“Poetry existed before writing. Essentially it is a verbal art that enters us not only through your eyes and understanding but through our ears as well…Poetry is something spoken and heard. It is also something we see and write…Poetry always uses all the means of communication the age offers it.” -- Octavio Paz
This workshop is an introduction to the poet’s craft, an exploration of the poet’s craft, and ideally, an application of the poet’s craft. How do we understand poetry and the spoken word? We will use text and other forms of media to develop our view of poetry as a communicative art. Any discipline requires practice, but it should also make room for error and improvisation. In this workshop, participants will utilize writing prompts, discussion models, and journals to develop greater understanding of craft and the creative process.
5. Going Online to Share and Comment on Student Writing (GO)
Using Google Docs, students can conveniently share drafts with audiences of their classmates and teachers, co-author drafts, and comment on each other's drafts. In this hands-on workshop, participants will use computers to practice each of these activities with their colleagues and explore their pedagogical potential.
6. Moving Beyond Theme: Teaching the Literary Essay (TLE)
This workshop will offer practical strategies to help students move beyond the categorization of broad common themes (man vs man, man vs nature, etc.) to an analysis of the language of the text. The emphasis will be on the appropriate choice and integration of quotations, common errors and pitfalls for student writers of the academic essay, and strategies to enable students to focus on craft versus plot. We will look at assignments that have been used successfully in the classroom as well as brainstorm ways to design creative and enriching assignments for literary analysis.
7. Teaching the Academic Essay (and making rhetorical arguments) (AE)
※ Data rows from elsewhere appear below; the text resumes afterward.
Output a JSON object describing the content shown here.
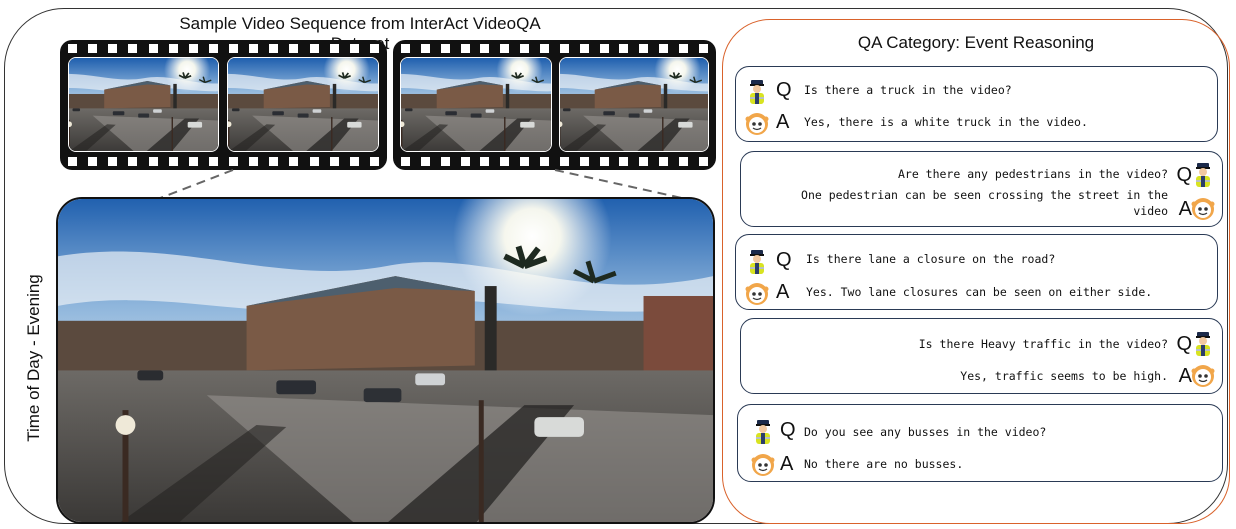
{
  "figure": {
    "strip_title": "Sample Video Sequence from InterAct VideoQA Dataset",
    "side_label": "Time of Day -   Evening",
    "qa_title": "QA Category: Event Reasoning"
  },
  "icons": {
    "question": "police-officer-icon",
    "answer": "robot-assistant-icon"
  },
  "colors": {
    "qa_border": "#d9622b",
    "box_border": "#2a3a55",
    "film": "#111111"
  },
  "qa": [
    {
      "q_letter": "Q",
      "a_letter": "A",
      "question": "Is there a truck in the video?",
      "answer": "Yes, there is a white truck in the video."
    },
    {
      "q_letter": "Q",
      "a_letter": "A",
      "question": "Are there any pedestrians in the video?",
      "answer": "One pedestrian can be seen crossing the street in the video"
    },
    {
      "q_letter": "Q",
      "a_letter": "A",
      "question": "Is there lane a closure on the road?",
      "answer": "Yes. Two lane closures can be seen on either side."
    },
    {
      "q_letter": "Q",
      "a_letter": "A",
      "question": "Is there Heavy traffic in the video?",
      "answer": "Yes, traffic seems to be high."
    },
    {
      "q_letter": "Q",
      "a_letter": "A",
      "question": "Do you see any busses in the video?",
      "answer": "No there are no busses."
    }
  ]
}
Although “essay” is derived from the French essayer, “to try,” readers expect a finished and coherent analysis when they read an academic essay. More specifically, when our students write about literature they are judged on their ability to articulate a thesis, support it with evidence, and interpret that evidence accurately. Ideally, the essayist also takes some risks, explores new territory, and speaks with a distinctive voice. How then do we bridge the gaps between text and analysis, structure and risk, form and content? This workshop explores the academic essay as, first and foremost, an act of communication. We will pay particular attention to text, audience, and purpose. Finally, we hope to explore the various expectations for students writing in the high school context—-classroom exams/projects/activities, Regents, SATs, AP exams--and in college classes. Participants will be asked both to write collaboratively and to reflect upon the writing process, from the initial encounter with text to recursive editing and polishing. We will finish by sharing ways in which writerly practices might be translated into classroom protocols and by reflecting on their usefulness for our own writing.
8. Assessing Writing as a Core Standard (AWCS)
This workshop will present an overview of the Common Core Standards as they apply to writing and reading and will discuss some of the critiques of them. Once this background is established, we will explore some successful assessment practices—establishing curriculum guidelines, goals, and objective; creating rubrics; developing syllabi; working with faculty—in light of the Core Standards and, perhaps more importantly, in light of the kinds of writing and reading skills entering college students are expected to possess. In addition, we will workshop sample student writing and writing assignments as we develop strategies to create assignments and rubrics that facilitate student learning in reading and writing.